◆ YOUR INSTRUCTIONS: Each line of the material below should be reproduced exactly.

◆ DATA SECTION:
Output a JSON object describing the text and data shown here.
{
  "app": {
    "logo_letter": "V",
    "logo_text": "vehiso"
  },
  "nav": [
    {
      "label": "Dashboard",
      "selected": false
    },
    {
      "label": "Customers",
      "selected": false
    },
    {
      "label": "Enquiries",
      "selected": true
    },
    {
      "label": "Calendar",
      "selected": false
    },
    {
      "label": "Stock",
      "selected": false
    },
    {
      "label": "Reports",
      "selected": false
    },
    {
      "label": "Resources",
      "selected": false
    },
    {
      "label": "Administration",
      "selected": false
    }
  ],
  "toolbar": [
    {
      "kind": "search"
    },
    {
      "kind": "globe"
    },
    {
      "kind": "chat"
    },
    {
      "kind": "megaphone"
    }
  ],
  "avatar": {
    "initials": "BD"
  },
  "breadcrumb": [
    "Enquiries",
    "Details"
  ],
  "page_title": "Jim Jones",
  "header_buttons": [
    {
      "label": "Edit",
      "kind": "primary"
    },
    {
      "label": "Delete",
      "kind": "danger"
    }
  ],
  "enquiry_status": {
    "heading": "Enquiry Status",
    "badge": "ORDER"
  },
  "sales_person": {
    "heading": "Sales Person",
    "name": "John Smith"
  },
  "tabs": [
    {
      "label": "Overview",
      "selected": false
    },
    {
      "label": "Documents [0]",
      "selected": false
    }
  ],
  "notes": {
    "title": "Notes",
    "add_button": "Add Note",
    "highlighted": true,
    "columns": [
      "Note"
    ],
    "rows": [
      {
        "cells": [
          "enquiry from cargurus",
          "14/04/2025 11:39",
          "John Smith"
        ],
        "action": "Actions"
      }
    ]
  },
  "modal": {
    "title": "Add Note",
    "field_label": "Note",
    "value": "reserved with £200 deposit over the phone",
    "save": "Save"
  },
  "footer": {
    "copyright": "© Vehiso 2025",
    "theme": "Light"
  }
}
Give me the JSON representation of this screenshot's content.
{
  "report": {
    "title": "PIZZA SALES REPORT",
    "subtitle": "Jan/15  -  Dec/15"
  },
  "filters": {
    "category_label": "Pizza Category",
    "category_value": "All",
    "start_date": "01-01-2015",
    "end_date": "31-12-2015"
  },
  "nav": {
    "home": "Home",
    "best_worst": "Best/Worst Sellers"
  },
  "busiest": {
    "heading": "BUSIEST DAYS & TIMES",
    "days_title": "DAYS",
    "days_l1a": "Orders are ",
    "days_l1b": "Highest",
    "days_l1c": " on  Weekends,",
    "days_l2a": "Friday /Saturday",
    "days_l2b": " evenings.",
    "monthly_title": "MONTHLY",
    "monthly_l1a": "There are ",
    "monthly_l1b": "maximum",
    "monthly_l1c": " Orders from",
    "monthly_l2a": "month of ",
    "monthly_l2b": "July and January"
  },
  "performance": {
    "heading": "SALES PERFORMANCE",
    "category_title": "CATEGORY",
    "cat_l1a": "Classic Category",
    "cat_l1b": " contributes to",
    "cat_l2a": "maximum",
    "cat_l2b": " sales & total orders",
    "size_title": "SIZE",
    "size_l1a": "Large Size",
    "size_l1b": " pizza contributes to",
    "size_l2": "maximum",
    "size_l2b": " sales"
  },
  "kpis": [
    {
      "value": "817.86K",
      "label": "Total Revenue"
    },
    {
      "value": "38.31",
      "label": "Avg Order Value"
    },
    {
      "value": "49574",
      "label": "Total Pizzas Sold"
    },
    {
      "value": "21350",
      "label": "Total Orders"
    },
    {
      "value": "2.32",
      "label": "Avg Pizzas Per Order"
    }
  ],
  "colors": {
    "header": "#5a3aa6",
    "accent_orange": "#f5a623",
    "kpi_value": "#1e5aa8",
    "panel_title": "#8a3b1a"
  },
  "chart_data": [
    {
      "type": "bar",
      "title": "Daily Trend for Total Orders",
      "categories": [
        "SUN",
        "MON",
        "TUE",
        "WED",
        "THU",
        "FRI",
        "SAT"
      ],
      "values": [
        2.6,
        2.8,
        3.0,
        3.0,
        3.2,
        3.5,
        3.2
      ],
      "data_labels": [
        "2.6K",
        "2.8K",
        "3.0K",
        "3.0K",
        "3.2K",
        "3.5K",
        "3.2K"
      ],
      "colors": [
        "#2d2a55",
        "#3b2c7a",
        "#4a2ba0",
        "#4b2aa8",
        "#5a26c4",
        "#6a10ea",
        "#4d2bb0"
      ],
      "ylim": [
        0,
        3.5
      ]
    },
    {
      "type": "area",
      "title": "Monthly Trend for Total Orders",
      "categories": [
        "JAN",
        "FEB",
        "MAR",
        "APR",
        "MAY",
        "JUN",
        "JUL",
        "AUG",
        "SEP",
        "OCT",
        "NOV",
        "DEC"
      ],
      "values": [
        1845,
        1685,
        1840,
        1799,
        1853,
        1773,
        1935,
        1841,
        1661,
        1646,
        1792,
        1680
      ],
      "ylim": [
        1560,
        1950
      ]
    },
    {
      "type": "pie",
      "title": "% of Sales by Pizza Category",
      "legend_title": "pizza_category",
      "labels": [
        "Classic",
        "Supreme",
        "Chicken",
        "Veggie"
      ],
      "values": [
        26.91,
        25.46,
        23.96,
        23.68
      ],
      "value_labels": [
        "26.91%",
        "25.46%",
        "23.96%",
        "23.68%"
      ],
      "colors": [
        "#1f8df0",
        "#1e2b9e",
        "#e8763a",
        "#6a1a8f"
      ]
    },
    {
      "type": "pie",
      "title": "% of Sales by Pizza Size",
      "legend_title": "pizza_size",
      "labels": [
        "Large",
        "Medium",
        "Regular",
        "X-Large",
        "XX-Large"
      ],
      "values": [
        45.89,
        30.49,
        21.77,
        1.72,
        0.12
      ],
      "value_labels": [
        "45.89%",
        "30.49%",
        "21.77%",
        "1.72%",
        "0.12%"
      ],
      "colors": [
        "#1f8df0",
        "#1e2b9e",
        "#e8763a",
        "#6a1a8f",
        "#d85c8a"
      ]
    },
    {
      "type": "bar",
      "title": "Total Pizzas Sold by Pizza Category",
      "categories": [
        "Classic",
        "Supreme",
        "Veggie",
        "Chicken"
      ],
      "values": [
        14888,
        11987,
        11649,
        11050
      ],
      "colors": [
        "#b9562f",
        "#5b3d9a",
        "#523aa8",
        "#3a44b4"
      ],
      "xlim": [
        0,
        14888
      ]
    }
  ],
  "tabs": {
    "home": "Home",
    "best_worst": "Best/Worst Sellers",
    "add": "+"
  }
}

◆ RESULT OF THE TASK:
Output a JSON object describing the text and data shown here.
{
  "app": {
    "logo_letter": "V",
    "logo_text": "vehiso"
  },
  "nav": [
    {
      "label": "Dashboard",
      "selected": false
    },
    {
      "label": "Customers",
      "selected": false
    },
    {
      "label": "Enquiries",
      "selected": true
    },
    {
      "label": "Calendar",
      "selected": false
    },
    {
      "label": "Stock",
      "selected": false
    },
    {
      "label": "Reports",
      "selected": false
    },
    {
      "label": "Resources",
      "selected": false
    },
    {
      "label": "Administration",
      "selected": false
    }
  ],
  "toolbar": [
    {
      "kind": "search"
    },
    {
      "kind": "globe"
    },
    {
      "kind": "chat"
    },
    {
      "kind": "megaphone"
    }
  ],
  "avatar": {
    "initials": "BD"
  },
  "breadcrumb": [
    "Enquiries",
    "Details"
  ],
  "page_title": "Jim Jones",
  "header_buttons": [
    {
      "label": "Edit",
      "kind": "primary"
    },
    {
      "label": "Delete",
      "kind": "danger"
    }
  ],
  "enquiry_status": {
    "heading": "Enquiry Status",
    "badge": "ORDER"
  },
  "sales_person": {
    "heading": "Sales Person",
    "name": "John Smith"
  },
  "tabs": [
    {
      "label": "Overview",
      "selected": false
    },
    {
      "label": "Documents [0]",
      "selected": false
    }
  ],
  "notes": {
    "title": "Notes",
    "add_button": "Add Note",
    "highlighted": true,
    "columns": [
      "Note"
    ],
    "rows": [
      {
        "cells": [
          "enquiry from cargurus",
          "14/04/2025 11:39",
          "John Smith"
        ],
        "action": "Actions"
      }
    ]
  },
  "modal": {
    "title": "Add Note",
    "field_label": "Note",
    "value": "reserved with £200 deposit over the phone",
    "save": "Save"
  },
  "footer": {
    "copyright": "© Vehiso 2025",
    "theme": "Light"
  }
}
Give me the JSON representation of this screenshot's content.
{
  "report": {
    "title": "PIZZA SALES REPORT",
    "subtitle": "Jan/15  -  Dec/15"
  },
  "filters": {
    "category_label": "Pizza Category",
    "category_value": "All",
    "start_date": "01-01-2015",
    "end_date": "31-12-2015"
  },
  "nav": {
    "home": "Home",
    "best_worst": "Best/Worst Sellers"
  },
  "busiest": {
    "heading": "BUSIEST DAYS & TIMES",
    "days_title": "DAYS",
    "days_l1a": "Orders are ",
    "days_l1b": "Highest",
    "days_l1c": " on  Weekends,",
    "days_l2a": "Friday /Saturday",
    "days_l2b": " evenings.",
    "monthly_title": "MONTHLY",
    "monthly_l1a": "There are ",
    "monthly_l1b": "maximum",
    "monthly_l1c": " Orders from",
    "monthly_l2a": "month of ",
    "monthly_l2b": "July and January"
  },
  "performance": {
    "heading": "SALES PERFORMANCE",
    "category_title": "CATEGORY",
    "cat_l1a": "Classic Category",
    "cat_l1b": " contributes to",
    "cat_l2a": "maximum",
    "cat_l2b": " sales & total orders",
    "size_title": "SIZE",
    "size_l1a": "Large Size",
    "size_l1b": " pizza contributes to",
    "size_l2": "maximum",
    "size_l2b": " sales"
  },
  "kpis": [
    {
      "value": "817.86K",
      "label": "Total Revenue"
    },
    {
      "value": "38.31",
      "label": "Avg Order Value"
    },
    {
      "value": "49574",
      "label": "Total Pizzas Sold"
    },
    {
      "value": "21350",
      "label": "Total Orders"
    },
    {
      "value": "2.32",
      "label": "Avg Pizzas Per Order"
    }
  ],
  "colors": {
    "header": "#5a3aa6",
    "accent_orange": "#f5a623",
    "kpi_value": "#1e5aa8",
    "panel_title": "#8a3b1a"
  },
  "chart_data": [
    {
      "type": "bar",
      "title": "Daily Trend for Total Orders",
      "categories": [
        "SUN",
        "MON",
        "TUE",
        "WED",
        "THU",
        "FRI",
        "SAT"
      ],
      "values": [
        2.6,
        2.8,
        3.0,
        3.0,
        3.2,
        3.5,
        3.2
      ],
      "data_labels": [
        "2.6K",
        "2.8K",
        "3.0K",
        "3.0K",
        "3.2K",
        "3.5K",
        "3.2K"
      ],
      "colors": [
        "#2d2a55",
        "#3b2c7a",
        "#4a2ba0",
        "#4b2aa8",
        "#5a26c4",
        "#6a10ea",
        "#4d2bb0"
      ],
      "ylim": [
        0,
        3.5
      ]
    },
    {
      "type": "area",
      "title": "Monthly Trend for Total Orders",
      "categories": [
        "JAN",
        "FEB",
        "MAR",
        "APR",
        "MAY",
        "JUN",
        "JUL",
        "AUG",
        "SEP",
        "OCT",
        "NOV",
        "DEC"
      ],
      "values": [
        1845,
        1685,
        1840,
        1799,
        1853,
        1773,
        1935,
        1841,
        1661,
        1646,
        1792,
        1680
      ],
      "ylim": [
        1560,
        1950
      ]
    },
    {
      "type": "pie",
      "title": "% of Sales by Pizza Category",
      "legend_title": "pizza_category",
      "labels": [
        "Classic",
        "Supreme",
        "Chicken",
        "Veggie"
      ],
      "values": [
        26.91,
        25.46,
        23.96,
        23.68
      ],
      "value_labels": [
        "26.91%",
        "25.46%",
        "23.96%",
        "23.68%"
      ],
      "colors": [
        "#1f8df0",
        "#1e2b9e",
        "#e8763a",
        "#6a1a8f"
      ]
    },
    {
      "type": "pie",
      "title": "% of Sales by Pizza Size",
      "legend_title": "pizza_size",
      "labels": [
        "Large",
        "Medium",
        "Regular",
        "X-Large",
        "XX-Large"
      ],
      "values": [
        45.89,
        30.49,
        21.77,
        1.72,
        0.12
      ],
      "value_labels": [
        "45.89%",
        "30.49%",
        "21.77%",
        "1.72%",
        "0.12%"
      ],
      "colors": [
        "#1f8df0",
        "#1e2b9e",
        "#e8763a",
        "#6a1a8f",
        "#d85c8a"
      ]
    },
    {
      "type": "bar",
      "title": "Total Pizzas Sold by Pizza Category",
      "categories": [
        "Classic",
        "Supreme",
        "Veggie",
        "Chicken"
      ],
      "values": [
        14888,
        11987,
        11649,
        11050
      ],
      "colors": [
        "#b9562f",
        "#5b3d9a",
        "#523aa8",
        "#3a44b4"
      ],
      "xlim": [
        0,
        14888
      ]
    }
  ],
  "tabs": {
    "home": "Home",
    "best_worst": "Best/Worst Sellers",
    "add": "+"
  }
}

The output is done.